For example, sometimes teams become negative when they see their productivity gains decrease after an initial period of huge increases. Using learning curves, you can explain in advance what they should expect.

If you've introduced new systems or technology, then it pays to invest in an extensive training program, and ensure that adequate support is available. This will help speed up workers' rate of learning.

It is also a good idea to create a project team, with a brief to identify and capture the benefits and improvements gained by workers learning quickly. This team can then make sure that these improvements become embedded in everyone's way of working.

This is also a great time to emphasize why continuous improvement is so important to a healthy organization. There's a limited amount of efficiency that you can gain from one new initiative. To keep moving forward, you need to look constantly for new ways of doing things.

Limitations of the Learning Curve

The learning curve idea assumes that taking less and less time to do something is always a good, and possible, outcome. Typical applications are manufacturing, construction, and document processing. Sometimes, however, the learning curve doesn't apply, especially if the following is true:

  • Production is irregular.
  • Production quantities are small.
  • Products are highly customized.

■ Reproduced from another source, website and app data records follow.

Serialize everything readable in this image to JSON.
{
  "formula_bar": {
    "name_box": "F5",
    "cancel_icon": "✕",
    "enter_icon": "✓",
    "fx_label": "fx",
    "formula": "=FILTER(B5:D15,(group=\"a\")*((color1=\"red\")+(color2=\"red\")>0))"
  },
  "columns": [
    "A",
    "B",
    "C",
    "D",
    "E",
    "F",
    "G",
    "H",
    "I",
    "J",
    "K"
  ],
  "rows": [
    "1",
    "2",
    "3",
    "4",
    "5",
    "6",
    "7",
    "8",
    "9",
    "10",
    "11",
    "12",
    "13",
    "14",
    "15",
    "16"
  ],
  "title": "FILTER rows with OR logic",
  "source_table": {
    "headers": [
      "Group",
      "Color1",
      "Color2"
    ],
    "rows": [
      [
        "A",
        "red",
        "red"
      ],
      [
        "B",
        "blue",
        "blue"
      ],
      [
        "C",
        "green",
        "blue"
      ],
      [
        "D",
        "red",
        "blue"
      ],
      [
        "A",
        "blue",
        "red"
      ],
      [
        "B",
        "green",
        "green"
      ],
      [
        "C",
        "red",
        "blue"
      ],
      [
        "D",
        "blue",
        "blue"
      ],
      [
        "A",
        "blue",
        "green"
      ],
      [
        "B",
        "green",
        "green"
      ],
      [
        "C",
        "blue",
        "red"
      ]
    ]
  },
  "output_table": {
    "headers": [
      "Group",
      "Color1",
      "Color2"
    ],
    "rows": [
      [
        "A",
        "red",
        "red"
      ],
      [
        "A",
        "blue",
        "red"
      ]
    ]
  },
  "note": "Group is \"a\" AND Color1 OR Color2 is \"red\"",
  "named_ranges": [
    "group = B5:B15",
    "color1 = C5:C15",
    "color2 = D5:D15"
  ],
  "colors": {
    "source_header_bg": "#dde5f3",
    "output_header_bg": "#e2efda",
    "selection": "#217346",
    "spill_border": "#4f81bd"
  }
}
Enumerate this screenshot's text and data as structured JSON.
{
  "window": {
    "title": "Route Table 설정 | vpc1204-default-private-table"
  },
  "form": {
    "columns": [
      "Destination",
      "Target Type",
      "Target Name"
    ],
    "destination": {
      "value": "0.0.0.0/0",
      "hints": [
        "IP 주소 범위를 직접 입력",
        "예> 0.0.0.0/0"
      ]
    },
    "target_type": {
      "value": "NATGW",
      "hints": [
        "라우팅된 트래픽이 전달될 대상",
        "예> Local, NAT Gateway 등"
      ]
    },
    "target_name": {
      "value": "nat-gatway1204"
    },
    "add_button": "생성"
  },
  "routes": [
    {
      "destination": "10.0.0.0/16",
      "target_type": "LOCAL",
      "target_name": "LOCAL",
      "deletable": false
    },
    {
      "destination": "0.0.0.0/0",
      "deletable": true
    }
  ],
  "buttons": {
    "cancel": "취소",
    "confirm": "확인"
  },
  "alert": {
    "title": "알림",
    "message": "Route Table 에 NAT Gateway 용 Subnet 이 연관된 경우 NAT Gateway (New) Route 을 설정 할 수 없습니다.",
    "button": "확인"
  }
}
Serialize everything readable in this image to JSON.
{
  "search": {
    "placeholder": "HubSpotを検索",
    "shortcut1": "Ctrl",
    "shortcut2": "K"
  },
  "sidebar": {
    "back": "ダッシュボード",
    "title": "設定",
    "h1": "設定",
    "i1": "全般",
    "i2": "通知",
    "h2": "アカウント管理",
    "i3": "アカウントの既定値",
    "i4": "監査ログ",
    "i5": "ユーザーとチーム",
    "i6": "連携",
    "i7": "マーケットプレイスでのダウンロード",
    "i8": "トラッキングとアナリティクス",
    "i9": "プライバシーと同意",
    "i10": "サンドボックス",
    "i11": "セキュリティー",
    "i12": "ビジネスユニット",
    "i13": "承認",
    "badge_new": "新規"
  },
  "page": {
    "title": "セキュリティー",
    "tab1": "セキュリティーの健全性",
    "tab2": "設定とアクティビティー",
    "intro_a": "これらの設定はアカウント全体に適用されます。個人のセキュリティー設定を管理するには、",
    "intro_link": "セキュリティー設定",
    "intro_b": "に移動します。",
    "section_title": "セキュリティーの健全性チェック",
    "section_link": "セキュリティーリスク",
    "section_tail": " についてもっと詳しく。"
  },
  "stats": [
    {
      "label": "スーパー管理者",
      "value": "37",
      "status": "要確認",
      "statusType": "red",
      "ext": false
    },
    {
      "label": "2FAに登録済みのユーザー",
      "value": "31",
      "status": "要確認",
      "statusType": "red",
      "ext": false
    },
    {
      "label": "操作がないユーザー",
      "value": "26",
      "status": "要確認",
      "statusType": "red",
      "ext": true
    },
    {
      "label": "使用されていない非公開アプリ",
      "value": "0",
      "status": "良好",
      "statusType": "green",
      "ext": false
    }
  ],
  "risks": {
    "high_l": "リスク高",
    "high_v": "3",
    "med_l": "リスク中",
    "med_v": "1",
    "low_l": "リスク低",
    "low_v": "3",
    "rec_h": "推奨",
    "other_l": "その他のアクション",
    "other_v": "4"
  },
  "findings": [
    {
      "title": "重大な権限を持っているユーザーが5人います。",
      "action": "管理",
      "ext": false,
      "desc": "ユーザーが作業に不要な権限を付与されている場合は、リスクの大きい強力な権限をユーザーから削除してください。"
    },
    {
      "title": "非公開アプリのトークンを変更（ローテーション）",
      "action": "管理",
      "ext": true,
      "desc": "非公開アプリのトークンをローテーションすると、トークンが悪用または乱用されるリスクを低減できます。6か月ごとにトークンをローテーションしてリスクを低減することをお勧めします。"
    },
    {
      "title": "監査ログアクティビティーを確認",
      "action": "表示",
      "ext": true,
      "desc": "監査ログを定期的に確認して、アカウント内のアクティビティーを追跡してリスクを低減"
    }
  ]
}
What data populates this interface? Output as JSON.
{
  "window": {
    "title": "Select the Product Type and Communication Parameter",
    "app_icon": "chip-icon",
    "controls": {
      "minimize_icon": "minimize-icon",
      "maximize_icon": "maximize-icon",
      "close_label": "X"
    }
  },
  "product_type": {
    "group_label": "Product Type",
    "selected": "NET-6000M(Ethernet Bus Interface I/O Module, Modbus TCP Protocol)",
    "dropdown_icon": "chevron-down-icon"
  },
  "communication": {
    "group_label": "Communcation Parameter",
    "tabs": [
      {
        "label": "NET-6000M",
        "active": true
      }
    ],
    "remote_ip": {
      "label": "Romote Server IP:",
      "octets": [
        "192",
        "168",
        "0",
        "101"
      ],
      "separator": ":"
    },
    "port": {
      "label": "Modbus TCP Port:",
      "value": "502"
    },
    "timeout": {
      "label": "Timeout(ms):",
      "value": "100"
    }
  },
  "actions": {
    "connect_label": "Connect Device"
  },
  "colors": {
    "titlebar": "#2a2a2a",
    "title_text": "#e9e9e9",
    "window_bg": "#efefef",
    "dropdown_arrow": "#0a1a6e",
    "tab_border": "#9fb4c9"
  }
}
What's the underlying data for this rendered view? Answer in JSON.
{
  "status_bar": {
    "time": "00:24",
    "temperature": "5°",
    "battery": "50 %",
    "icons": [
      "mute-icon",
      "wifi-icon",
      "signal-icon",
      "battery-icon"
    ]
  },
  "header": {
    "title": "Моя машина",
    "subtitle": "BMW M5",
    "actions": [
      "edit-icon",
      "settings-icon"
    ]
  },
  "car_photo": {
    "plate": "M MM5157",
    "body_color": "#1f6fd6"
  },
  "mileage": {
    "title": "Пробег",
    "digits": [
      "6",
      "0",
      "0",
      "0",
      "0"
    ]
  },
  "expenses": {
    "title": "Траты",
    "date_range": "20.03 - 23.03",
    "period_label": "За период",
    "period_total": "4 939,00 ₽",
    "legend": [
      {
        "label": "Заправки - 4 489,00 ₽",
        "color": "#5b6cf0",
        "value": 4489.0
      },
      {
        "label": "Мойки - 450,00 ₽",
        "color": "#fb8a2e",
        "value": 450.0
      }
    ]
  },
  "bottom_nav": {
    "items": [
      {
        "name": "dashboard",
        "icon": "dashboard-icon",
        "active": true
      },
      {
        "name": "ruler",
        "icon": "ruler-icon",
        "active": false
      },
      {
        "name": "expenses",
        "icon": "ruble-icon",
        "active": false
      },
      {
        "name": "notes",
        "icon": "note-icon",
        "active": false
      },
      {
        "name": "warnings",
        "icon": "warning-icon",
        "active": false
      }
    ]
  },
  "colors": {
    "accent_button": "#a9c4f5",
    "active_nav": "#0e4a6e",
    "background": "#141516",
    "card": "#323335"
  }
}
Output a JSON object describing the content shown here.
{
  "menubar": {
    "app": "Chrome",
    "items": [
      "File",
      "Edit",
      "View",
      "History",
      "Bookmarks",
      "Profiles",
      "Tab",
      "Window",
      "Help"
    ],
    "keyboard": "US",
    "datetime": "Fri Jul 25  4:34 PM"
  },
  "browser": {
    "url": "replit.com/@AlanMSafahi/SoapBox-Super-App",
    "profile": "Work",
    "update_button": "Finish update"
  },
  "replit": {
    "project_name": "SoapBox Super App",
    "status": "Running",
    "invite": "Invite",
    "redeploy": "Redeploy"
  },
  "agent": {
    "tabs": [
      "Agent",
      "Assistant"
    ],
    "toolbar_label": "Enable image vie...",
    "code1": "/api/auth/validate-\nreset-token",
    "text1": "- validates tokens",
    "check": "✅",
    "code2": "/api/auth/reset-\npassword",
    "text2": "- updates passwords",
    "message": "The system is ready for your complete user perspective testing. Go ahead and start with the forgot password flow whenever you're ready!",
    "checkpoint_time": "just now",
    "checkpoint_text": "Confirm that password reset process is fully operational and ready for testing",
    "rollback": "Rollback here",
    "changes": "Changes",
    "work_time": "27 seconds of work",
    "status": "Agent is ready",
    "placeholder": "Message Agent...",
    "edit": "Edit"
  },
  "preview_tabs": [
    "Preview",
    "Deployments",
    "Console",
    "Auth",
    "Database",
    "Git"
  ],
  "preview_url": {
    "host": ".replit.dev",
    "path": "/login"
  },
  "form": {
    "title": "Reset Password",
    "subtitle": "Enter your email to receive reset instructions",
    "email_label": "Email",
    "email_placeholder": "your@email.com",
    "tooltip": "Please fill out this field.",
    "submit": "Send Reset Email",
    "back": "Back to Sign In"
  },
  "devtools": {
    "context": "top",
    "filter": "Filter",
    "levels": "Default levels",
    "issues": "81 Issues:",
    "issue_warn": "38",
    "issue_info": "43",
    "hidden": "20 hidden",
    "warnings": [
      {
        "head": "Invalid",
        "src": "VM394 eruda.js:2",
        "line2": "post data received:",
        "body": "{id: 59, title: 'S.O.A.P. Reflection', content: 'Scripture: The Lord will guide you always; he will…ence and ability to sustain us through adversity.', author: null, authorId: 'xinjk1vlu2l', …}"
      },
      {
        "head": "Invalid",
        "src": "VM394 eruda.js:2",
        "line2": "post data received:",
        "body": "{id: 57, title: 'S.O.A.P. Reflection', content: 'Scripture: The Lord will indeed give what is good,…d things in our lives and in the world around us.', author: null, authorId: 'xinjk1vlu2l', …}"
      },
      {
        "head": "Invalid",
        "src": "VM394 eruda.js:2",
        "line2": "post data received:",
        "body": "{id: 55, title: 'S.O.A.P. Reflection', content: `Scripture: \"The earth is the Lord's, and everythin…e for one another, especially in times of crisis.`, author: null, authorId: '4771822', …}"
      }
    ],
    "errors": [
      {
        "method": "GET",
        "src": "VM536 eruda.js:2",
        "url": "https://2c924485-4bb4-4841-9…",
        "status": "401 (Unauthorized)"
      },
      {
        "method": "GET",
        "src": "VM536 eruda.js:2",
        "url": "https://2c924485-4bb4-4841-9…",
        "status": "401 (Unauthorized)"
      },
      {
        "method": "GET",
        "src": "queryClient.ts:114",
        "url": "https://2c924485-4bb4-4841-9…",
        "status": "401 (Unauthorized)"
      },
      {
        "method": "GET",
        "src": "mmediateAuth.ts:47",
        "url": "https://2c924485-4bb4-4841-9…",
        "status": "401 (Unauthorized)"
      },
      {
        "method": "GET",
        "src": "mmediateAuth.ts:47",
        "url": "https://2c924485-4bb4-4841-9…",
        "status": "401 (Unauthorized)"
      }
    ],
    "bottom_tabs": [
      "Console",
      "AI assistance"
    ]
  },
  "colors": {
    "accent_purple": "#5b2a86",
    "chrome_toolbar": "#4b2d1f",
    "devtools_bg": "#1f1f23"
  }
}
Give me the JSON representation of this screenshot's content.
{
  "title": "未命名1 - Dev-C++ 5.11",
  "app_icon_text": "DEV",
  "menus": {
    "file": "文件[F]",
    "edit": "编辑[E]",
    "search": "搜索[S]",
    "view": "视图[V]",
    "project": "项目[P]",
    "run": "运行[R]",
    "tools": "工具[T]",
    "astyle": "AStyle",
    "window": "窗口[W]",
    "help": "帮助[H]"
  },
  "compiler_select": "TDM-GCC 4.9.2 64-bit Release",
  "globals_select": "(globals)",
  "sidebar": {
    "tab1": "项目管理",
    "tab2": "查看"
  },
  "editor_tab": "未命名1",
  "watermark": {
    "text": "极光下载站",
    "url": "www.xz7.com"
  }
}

In situations like these, workers can't usually benefit as much from learning and experience. That's because each situation presents a new learning challenge, and people don't necessarily repeat the same tasks.

Another point to consider is the cost of investment. Before using the learning curve to justify implementing a change, make sure that your savings from faster learning will be higher than the cost of the investment. Doing something faster may be better – but only if there's a financial benefit associated with it.

Key Points

Learning curve theory is mainly about learning by doing. Mathematical models have shown that experience gained over time leads to improved performance, so costs may decrease as production progresses. This helps you gain a competitive advantage by finding ways to speed up the learning within your organization. To take advantage of these benefits, look for better processes – and implement those processes as soon as you can.